Wednesday, 20 May 2009

Eleanor The Secret Queen, by John Ashdown-Hill

As a great fan of John Ashdown-Hill's series of articles on and around the subject of Eleanor Talbot that have appeared in sundry Ricardians over the past few years I have been looking forward to reading this book with huge anticipation. However, I may have expected a little too much, as there's not much here that was not covered in the said articles.

This is absolutely not to downplay Ashdown-Hill's scholarship in putting this work together, for that has been formidable, and it is extremely useful to have all the information about Eleanor collected in one place. She has been badly neglected by historians, and those that have deigned to write about her have made fundamental mistakes, one even claiming that she was not a daughter of the Earl of Shrewsbury!

Sadly, the bottom line is that it is impossible to prove beyond a reasonable doubt that an irregular marriage took place between Eleanor and Edward IV. (This is not to say that it did not, just that it can't be proved.) Geoffrey Richardson used to say that in matters surrounding Richard III one had to sometimes take 'a leap of faith.' I rather think John Ashdown-Hill has taken such a leap. I happen to agree with his conclusion, but it has to be said that the case is not rock solid.

To balance this, the case for the marriage has often been far too lightly dismissed. If Gairdner, the formidable Victorian historian - no friend of Richard III! - felt there was reasonable evidence of the truth of the story, then I feel we should at least accept the possibility that it happened that way. One very interesting point raised by Ashdown-Hill is that had Edward IV married Elizabeth Woodville in a regular ceremony - which of course he did not - then the onus would have been on Eleanor to protest at the church in time-honoured fashion. Her failure to do so would have put her and Edward at fault, not Elizabeth, and Elizabeth's children would have been deemed legitimate. (As an aside, they would also have been entitled to inherit land under English law.)

So it sort of begs the question doesn't it? Why the hell did Edward marry Elizabeth in an irregular ceremony? What on earth did he think he was doing? Surely he was not that afraid of Warwick, was he?

If you want to know more about Lady Eleanor Talbot this account cannot be bettered, as it contains everything that is known about her. It also poses some interesting questions - such as how Eleanor came by certain lands that can only have been given her by Edward IV. However, if you are a determined cynic about her marriage to the King, the book will probably not be enough to budge you, though it may give you some food for thought.

The book itself, by the way, is beautifully produced and on the back cover is an artist's impression of Eleanor. Apparently this was partly based on a skull discovered in Norwich which may be hers - or equally may not be.

3 comments:
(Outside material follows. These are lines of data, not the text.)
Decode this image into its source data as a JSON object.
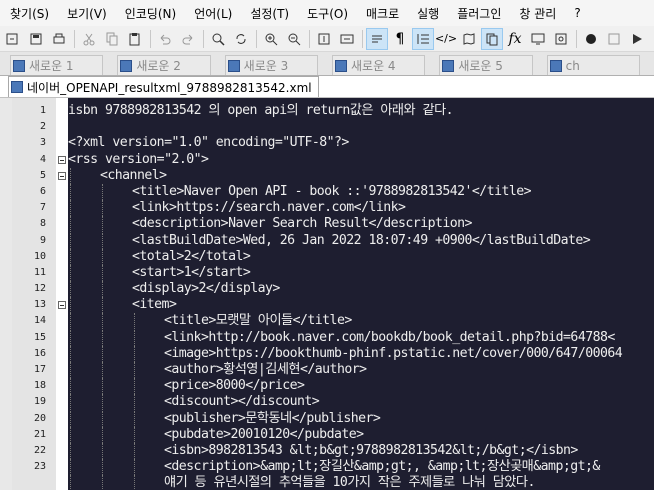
{
  "menu": [
    "찾기(S)",
    "보기(V)",
    "인코딩(N)",
    "언어(L)",
    "설정(T)",
    "도구(O)",
    "매크로",
    "실행",
    "플러그인",
    "창 관리",
    "?"
  ],
  "toolbar_icons": [
    "new-file-icon",
    "open-icon",
    "save-icon",
    "print-icon",
    "cut-icon",
    "copy-icon",
    "paste-icon",
    "undo-icon",
    "redo-icon",
    "find-icon",
    "replace-icon",
    "zoom-in-icon",
    "zoom-out-icon",
    "sync-v-icon",
    "sync-h-icon",
    "word-wrap-icon",
    "show-all-chars-icon",
    "indent-guide-icon",
    "xml-icon",
    "doc-map-icon",
    "function-list-icon",
    "fx-icon",
    "monitor-icon",
    "folder-view-icon",
    "record-macro-icon",
    "stop-macro-icon"
  ],
  "tabs": [
    {
      "label": "새로운 1"
    },
    {
      "label": "새로운 2"
    },
    {
      "label": "새로운 3"
    },
    {
      "label": "새로운 4"
    },
    {
      "label": "새로운 5"
    },
    {
      "label": "ch"
    }
  ],
  "file": {
    "name": "네이버_OPENAPI_resultxml_9788982813542.xml"
  },
  "lines": [
    {
      "n": "1",
      "indent": 0,
      "fold": false,
      "text": "isbn 9788982813542 의 open api의 return값은 아래와 같다."
    },
    {
      "n": "2",
      "indent": 0,
      "fold": false,
      "text": ""
    },
    {
      "n": "3",
      "indent": 0,
      "fold": false,
      "text": "<?xml version=\"1.0\" encoding=\"UTF-8\"?>"
    },
    {
      "n": "4",
      "indent": 0,
      "fold": true,
      "text": "<rss version=\"2.0\">"
    },
    {
      "n": "5",
      "indent": 1,
      "fold": true,
      "text": "<channel>"
    },
    {
      "n": "6",
      "indent": 2,
      "fold": false,
      "text": "<title>Naver Open API - book ::'9788982813542'</title>"
    },
    {
      "n": "7",
      "indent": 2,
      "fold": false,
      "text": "<link>https://search.naver.com</link>"
    },
    {
      "n": "8",
      "indent": 2,
      "fold": false,
      "text": "<description>Naver Search Result</description>"
    },
    {
      "n": "9",
      "indent": 2,
      "fold": false,
      "text": "<lastBuildDate>Wed, 26 Jan 2022 18:07:49 +0900</lastBuildDate>"
    },
    {
      "n": "10",
      "indent": 2,
      "fold": false,
      "text": "<total>2</total>"
    },
    {
      "n": "11",
      "indent": 2,
      "fold": false,
      "text": "<start>1</start>"
    },
    {
      "n": "12",
      "indent": 2,
      "fold": false,
      "text": "<display>2</display>"
    },
    {
      "n": "13",
      "indent": 2,
      "fold": true,
      "text": "<item>"
    },
    {
      "n": "14",
      "indent": 3,
      "fold": false,
      "text": "<title>모랫말 아이들</title>"
    },
    {
      "n": "15",
      "indent": 3,
      "fold": false,
      "text": "<link>http://book.naver.com/bookdb/book_detail.php?bid=64788<"
    },
    {
      "n": "16",
      "indent": 3,
      "fold": false,
      "text": "<image>https://bookthumb-phinf.pstatic.net/cover/000/647/00064"
    },
    {
      "n": "17",
      "indent": 3,
      "fold": false,
      "text": "<author>황석영|김세현</author>"
    },
    {
      "n": "18",
      "indent": 3,
      "fold": false,
      "text": "<price>8000</price>"
    },
    {
      "n": "19",
      "indent": 3,
      "fold": false,
      "text": "<discount></discount>"
    },
    {
      "n": "20",
      "indent": 3,
      "fold": false,
      "text": "<publisher>문학동네</publisher>"
    },
    {
      "n": "21",
      "indent": 3,
      "fold": false,
      "text": "<pubdate>20010120</pubdate>"
    },
    {
      "n": "22",
      "indent": 3,
      "fold": false,
      "text": "<isbn>8982813543 &lt;b&gt;9788982813542&lt;/b&gt;</isbn>"
    },
    {
      "n": "23",
      "indent": 3,
      "fold": false,
      "text": "<description>&amp;lt;장길산&amp;gt;, &amp;lt;장산곶매&amp;gt;&"
    },
    {
      "n": "",
      "indent": 3,
      "fold": false,
      "text": "얘기 등 유년시절의 추억들을 10가지 작은 주제들로 나눠 담았다."
    },
    {
      "n": "",
      "indent": 2,
      "fold": false,
      "text": ""
    }
  ]
}
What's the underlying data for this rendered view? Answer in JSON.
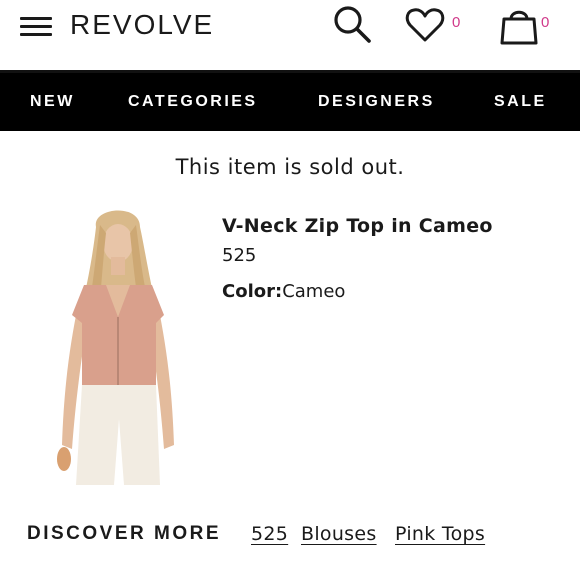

Amy @ Passages to the Past said...

Thanks for the write-up...just added it to my wishlist!

trish wilson said...

Case not rock solid? I'd say so. This story has more holes in it than a slice of Emmenthal cheese!

Beware your idol. Ever heard of the adage 'feet of clay'?

Not to be confused with Feet of Fines and some fascinating information about Ralph Botiller aka Butler/Boteler

phoenixwoman said...

Notice that "Trish" didn't provide any evidence to back up her assertion. Typical troll, she is.